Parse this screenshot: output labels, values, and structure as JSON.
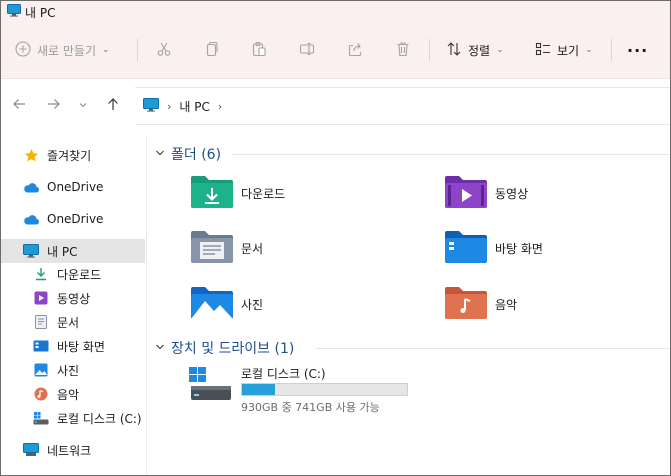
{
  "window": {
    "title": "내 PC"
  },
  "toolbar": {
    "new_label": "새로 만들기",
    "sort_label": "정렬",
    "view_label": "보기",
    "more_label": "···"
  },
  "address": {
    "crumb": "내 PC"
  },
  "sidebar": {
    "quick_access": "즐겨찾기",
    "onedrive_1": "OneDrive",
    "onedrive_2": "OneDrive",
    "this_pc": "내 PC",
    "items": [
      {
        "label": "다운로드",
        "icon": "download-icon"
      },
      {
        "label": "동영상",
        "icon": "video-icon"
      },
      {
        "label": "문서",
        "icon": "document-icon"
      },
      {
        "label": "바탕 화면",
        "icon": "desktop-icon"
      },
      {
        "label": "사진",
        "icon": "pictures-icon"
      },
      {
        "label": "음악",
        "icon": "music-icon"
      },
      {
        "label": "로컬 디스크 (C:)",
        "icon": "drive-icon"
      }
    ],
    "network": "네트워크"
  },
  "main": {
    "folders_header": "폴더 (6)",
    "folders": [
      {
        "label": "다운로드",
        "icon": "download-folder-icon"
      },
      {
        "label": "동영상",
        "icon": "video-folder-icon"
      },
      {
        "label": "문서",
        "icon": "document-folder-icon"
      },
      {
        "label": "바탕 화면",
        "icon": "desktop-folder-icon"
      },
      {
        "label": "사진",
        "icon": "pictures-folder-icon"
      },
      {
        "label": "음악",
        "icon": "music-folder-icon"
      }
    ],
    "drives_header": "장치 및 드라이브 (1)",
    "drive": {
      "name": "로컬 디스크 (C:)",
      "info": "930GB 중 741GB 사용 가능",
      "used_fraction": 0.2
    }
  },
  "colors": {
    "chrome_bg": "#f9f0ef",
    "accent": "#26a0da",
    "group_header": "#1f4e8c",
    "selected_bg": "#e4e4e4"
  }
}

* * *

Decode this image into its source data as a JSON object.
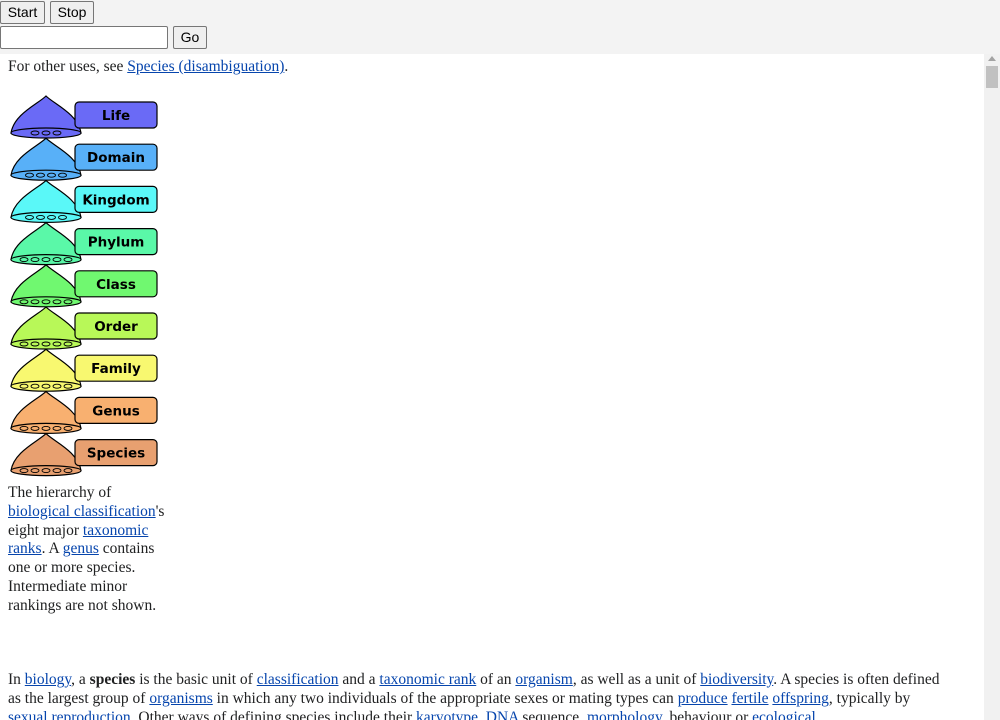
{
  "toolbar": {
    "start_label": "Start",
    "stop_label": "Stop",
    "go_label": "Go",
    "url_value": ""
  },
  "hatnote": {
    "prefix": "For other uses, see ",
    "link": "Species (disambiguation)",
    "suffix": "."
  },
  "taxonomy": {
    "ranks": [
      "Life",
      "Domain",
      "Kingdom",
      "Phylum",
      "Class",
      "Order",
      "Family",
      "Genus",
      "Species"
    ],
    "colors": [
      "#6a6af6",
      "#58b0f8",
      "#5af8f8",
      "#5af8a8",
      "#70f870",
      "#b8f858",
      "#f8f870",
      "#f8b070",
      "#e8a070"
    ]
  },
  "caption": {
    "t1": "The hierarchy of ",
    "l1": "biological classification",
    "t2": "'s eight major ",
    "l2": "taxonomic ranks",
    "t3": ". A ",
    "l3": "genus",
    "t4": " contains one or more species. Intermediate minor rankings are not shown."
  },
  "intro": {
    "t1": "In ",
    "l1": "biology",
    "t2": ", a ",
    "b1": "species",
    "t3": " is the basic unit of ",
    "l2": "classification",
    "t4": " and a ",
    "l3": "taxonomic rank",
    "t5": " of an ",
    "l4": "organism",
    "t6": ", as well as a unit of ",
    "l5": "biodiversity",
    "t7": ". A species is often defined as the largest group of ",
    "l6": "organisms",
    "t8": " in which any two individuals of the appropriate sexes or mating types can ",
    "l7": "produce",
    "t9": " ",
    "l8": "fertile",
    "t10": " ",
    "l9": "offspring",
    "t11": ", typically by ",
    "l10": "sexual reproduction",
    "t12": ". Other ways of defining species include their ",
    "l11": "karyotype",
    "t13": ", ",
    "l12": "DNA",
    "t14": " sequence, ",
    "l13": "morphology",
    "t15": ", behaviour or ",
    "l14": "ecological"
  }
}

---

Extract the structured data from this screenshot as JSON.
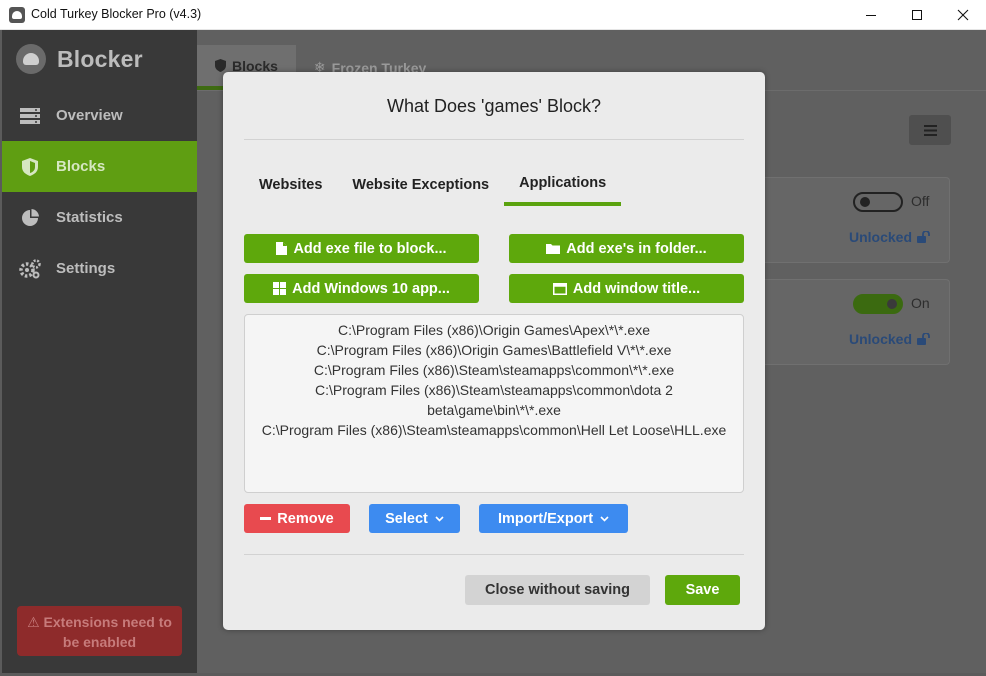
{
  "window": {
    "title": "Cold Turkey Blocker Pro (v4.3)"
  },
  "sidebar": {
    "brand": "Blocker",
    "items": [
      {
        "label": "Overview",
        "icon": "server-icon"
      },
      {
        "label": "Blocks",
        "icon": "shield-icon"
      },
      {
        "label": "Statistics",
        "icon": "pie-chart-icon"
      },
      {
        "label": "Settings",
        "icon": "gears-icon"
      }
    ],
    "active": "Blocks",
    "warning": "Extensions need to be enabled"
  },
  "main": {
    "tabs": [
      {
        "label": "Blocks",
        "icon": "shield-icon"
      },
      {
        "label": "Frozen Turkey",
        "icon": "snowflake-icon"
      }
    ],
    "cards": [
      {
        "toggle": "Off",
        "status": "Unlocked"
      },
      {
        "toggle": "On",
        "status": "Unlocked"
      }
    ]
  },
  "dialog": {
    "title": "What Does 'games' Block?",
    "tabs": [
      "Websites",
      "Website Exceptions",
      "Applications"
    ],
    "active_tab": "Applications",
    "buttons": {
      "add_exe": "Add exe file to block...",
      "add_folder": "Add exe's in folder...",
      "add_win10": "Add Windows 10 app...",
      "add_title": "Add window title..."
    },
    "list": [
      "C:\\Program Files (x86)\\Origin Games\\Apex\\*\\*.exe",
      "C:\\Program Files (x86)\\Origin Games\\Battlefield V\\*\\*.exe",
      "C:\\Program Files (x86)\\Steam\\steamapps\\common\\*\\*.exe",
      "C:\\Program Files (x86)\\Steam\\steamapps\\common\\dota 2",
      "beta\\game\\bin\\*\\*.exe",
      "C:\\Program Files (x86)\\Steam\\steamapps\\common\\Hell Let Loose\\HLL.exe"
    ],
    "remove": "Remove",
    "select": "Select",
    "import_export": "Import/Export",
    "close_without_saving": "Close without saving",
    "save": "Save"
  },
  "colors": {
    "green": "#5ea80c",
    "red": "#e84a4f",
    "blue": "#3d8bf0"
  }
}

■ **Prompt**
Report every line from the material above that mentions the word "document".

■ **Written response**
        "icon": "document-icon"
        "icon": "document-folder-icon"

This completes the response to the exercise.